# Task description
Write the data out again, character for character, with no images.

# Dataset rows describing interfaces
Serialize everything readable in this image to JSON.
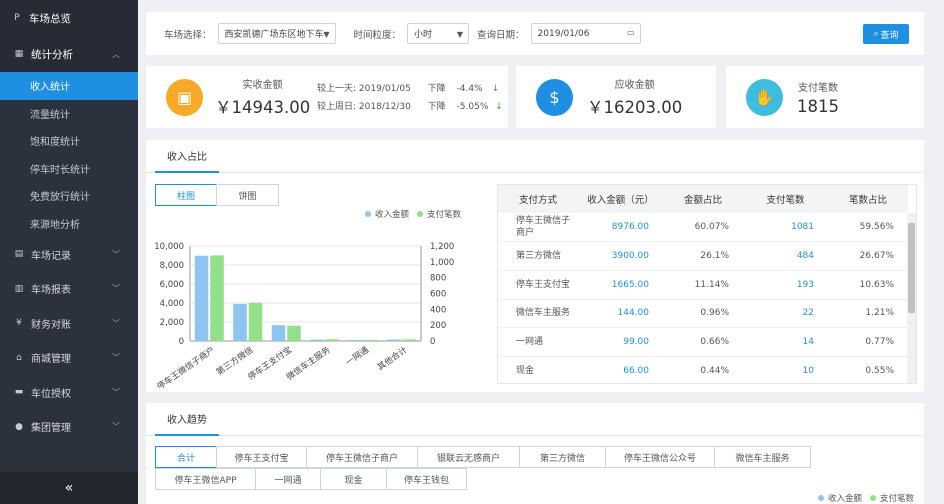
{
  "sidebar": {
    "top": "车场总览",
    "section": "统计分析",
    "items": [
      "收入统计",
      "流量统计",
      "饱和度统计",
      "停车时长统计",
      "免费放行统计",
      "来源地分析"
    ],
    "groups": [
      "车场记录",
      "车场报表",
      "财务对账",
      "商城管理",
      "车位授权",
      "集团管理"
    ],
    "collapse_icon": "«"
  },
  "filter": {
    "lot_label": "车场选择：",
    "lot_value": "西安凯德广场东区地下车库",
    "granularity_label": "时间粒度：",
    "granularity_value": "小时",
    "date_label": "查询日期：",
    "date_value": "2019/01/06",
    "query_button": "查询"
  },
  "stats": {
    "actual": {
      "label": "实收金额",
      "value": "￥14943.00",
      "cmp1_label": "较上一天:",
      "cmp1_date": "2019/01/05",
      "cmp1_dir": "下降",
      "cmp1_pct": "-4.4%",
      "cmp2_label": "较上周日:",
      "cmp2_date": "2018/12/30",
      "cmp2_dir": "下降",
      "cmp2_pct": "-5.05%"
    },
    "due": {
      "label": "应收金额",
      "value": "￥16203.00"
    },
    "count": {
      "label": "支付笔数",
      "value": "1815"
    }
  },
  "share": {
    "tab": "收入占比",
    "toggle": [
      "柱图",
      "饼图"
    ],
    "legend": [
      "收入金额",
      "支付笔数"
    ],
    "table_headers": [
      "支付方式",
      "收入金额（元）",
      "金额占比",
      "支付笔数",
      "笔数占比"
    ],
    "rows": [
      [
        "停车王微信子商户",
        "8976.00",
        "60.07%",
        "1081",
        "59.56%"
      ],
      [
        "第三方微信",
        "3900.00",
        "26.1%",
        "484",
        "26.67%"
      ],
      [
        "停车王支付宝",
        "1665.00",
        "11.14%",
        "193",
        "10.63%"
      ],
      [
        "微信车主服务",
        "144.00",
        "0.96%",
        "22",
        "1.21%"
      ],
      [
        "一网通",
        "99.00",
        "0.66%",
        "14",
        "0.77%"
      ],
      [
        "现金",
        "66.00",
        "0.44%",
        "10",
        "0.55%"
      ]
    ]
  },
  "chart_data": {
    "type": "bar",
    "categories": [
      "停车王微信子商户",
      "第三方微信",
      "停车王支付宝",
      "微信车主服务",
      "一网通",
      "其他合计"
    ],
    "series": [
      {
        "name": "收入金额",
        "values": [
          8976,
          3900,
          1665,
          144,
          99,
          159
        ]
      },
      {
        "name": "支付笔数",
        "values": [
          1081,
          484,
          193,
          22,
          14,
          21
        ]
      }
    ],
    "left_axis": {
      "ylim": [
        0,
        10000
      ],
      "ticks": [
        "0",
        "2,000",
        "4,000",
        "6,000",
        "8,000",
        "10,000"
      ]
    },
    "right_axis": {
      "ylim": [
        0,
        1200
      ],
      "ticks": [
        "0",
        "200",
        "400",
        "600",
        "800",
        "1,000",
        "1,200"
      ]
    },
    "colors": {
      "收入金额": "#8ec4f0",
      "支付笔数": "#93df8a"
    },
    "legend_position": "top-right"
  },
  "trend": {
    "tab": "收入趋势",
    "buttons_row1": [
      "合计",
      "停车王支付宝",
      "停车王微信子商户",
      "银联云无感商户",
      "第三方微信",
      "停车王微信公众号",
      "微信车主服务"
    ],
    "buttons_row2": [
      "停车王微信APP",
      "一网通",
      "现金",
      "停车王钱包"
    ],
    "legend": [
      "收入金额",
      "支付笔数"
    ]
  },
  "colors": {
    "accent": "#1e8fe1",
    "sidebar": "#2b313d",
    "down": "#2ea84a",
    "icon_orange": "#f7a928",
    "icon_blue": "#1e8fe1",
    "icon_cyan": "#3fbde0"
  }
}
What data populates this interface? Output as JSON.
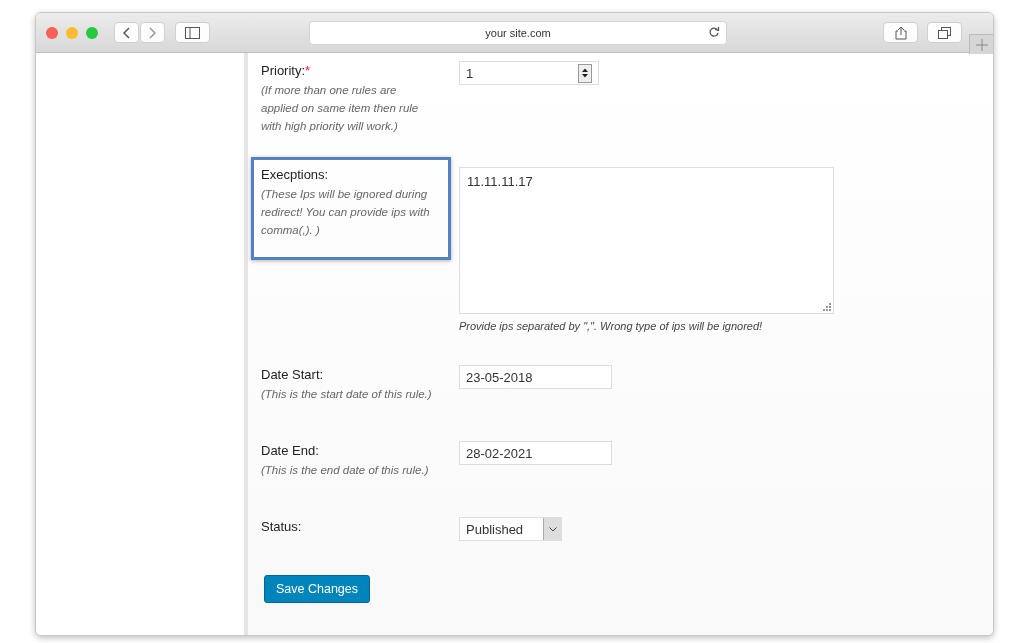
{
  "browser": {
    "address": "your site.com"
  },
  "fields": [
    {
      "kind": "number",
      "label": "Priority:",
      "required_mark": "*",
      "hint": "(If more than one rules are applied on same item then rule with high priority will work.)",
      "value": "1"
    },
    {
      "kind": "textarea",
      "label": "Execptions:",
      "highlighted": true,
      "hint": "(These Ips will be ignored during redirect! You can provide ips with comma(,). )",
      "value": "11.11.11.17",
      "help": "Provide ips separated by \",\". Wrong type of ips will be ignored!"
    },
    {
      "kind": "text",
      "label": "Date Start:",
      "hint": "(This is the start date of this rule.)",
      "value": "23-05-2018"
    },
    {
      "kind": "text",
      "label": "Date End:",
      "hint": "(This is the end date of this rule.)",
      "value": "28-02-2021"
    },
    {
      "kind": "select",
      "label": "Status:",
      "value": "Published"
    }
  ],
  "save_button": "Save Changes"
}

# Worked solution
Serialize everything readable in this image to JSON.
{
  "sidebar": {
    "top": "车场总览",
    "section": "统计分析",
    "items": [
      "收入统计",
      "流量统计",
      "饱和度统计",
      "停车时长统计",
      "免费放行统计",
      "来源地分析"
    ],
    "groups": [
      "车场记录",
      "车场报表",
      "财务对账",
      "商城管理",
      "车位授权",
      "集团管理"
    ],
    "collapse_icon": "«"
  },
  "filter": {
    "lot_label": "车场选择：",
    "lot_value": "西安凯德广场东区地下车库",
    "granularity_label": "时间粒度：",
    "granularity_value": "小时",
    "date_label": "查询日期：",
    "date_value": "2019/01/06",
    "query_button": "查询"
  },
  "stats": {
    "actual": {
      "label": "实收金额",
      "value": "￥14943.00",
      "cmp1_label": "较上一天:",
      "cmp1_date": "2019/01/05",
      "cmp1_dir": "下降",
      "cmp1_pct": "-4.4%",
      "cmp2_label": "较上周日:",
      "cmp2_date": "2018/12/30",
      "cmp2_dir": "下降",
      "cmp2_pct": "-5.05%"
    },
    "due": {
      "label": "应收金额",
      "value": "￥16203.00"
    },
    "count": {
      "label": "支付笔数",
      "value": "1815"
    }
  },
  "share": {
    "tab": "收入占比",
    "toggle": [
      "柱图",
      "饼图"
    ],
    "legend": [
      "收入金额",
      "支付笔数"
    ],
    "table_headers": [
      "支付方式",
      "收入金额（元）",
      "金额占比",
      "支付笔数",
      "笔数占比"
    ],
    "rows": [
      [
        "停车王微信子商户",
        "8976.00",
        "60.07%",
        "1081",
        "59.56%"
      ],
      [
        "第三方微信",
        "3900.00",
        "26.1%",
        "484",
        "26.67%"
      ],
      [
        "停车王支付宝",
        "1665.00",
        "11.14%",
        "193",
        "10.63%"
      ],
      [
        "微信车主服务",
        "144.00",
        "0.96%",
        "22",
        "1.21%"
      ],
      [
        "一网通",
        "99.00",
        "0.66%",
        "14",
        "0.77%"
      ],
      [
        "现金",
        "66.00",
        "0.44%",
        "10",
        "0.55%"
      ]
    ]
  },
  "chart_data": {
    "type": "bar",
    "categories": [
      "停车王微信子商户",
      "第三方微信",
      "停车王支付宝",
      "微信车主服务",
      "一网通",
      "其他合计"
    ],
    "series": [
      {
        "name": "收入金额",
        "values": [
          8976,
          3900,
          1665,
          144,
          99,
          159
        ]
      },
      {
        "name": "支付笔数",
        "values": [
          1081,
          484,
          193,
          22,
          14,
          21
        ]
      }
    ],
    "left_axis": {
      "ylim": [
        0,
        10000
      ],
      "ticks": [
        "0",
        "2,000",
        "4,000",
        "6,000",
        "8,000",
        "10,000"
      ]
    },
    "right_axis": {
      "ylim": [
        0,
        1200
      ],
      "ticks": [
        "0",
        "200",
        "400",
        "600",
        "800",
        "1,000",
        "1,200"
      ]
    },
    "colors": {
      "收入金额": "#8ec4f0",
      "支付笔数": "#93df8a"
    },
    "legend_position": "top-right"
  },
  "trend": {
    "tab": "收入趋势",
    "buttons_row1": [
      "合计",
      "停车王支付宝",
      "停车王微信子商户",
      "银联云无感商户",
      "第三方微信",
      "停车王微信公众号",
      "微信车主服务"
    ],
    "buttons_row2": [
      "停车王微信APP",
      "一网通",
      "现金",
      "停车王钱包"
    ],
    "legend": [
      "收入金额",
      "支付笔数"
    ]
  },
  "colors": {
    "accent": "#1e8fe1",
    "sidebar": "#2b313d",
    "down": "#2ea84a",
    "icon_orange": "#f7a928",
    "icon_blue": "#1e8fe1",
    "icon_cyan": "#3fbde0"
  }
}
What data populates this interface? Output as JSON.
{
  "browser": {
    "address": "your site.com"
  },
  "fields": [
    {
      "kind": "number",
      "label": "Priority:",
      "required_mark": "*",
      "hint": "(If more than one rules are applied on same item then rule with high priority will work.)",
      "value": "1"
    },
    {
      "kind": "textarea",
      "label": "Execptions:",
      "highlighted": true,
      "hint": "(These Ips will be ignored during redirect! You can provide ips with comma(,). )",
      "value": "11.11.11.17",
      "help": "Provide ips separated by \",\". Wrong type of ips will be ignored!"
    },
    {
      "kind": "text",
      "label": "Date Start:",
      "hint": "(This is the start date of this rule.)",
      "value": "23-05-2018"
    },
    {
      "kind": "text",
      "label": "Date End:",
      "hint": "(This is the end date of this rule.)",
      "value": "28-02-2021"
    },
    {
      "kind": "select",
      "label": "Status:",
      "value": "Published"
    }
  ],
  "save_button": "Save Changes"
}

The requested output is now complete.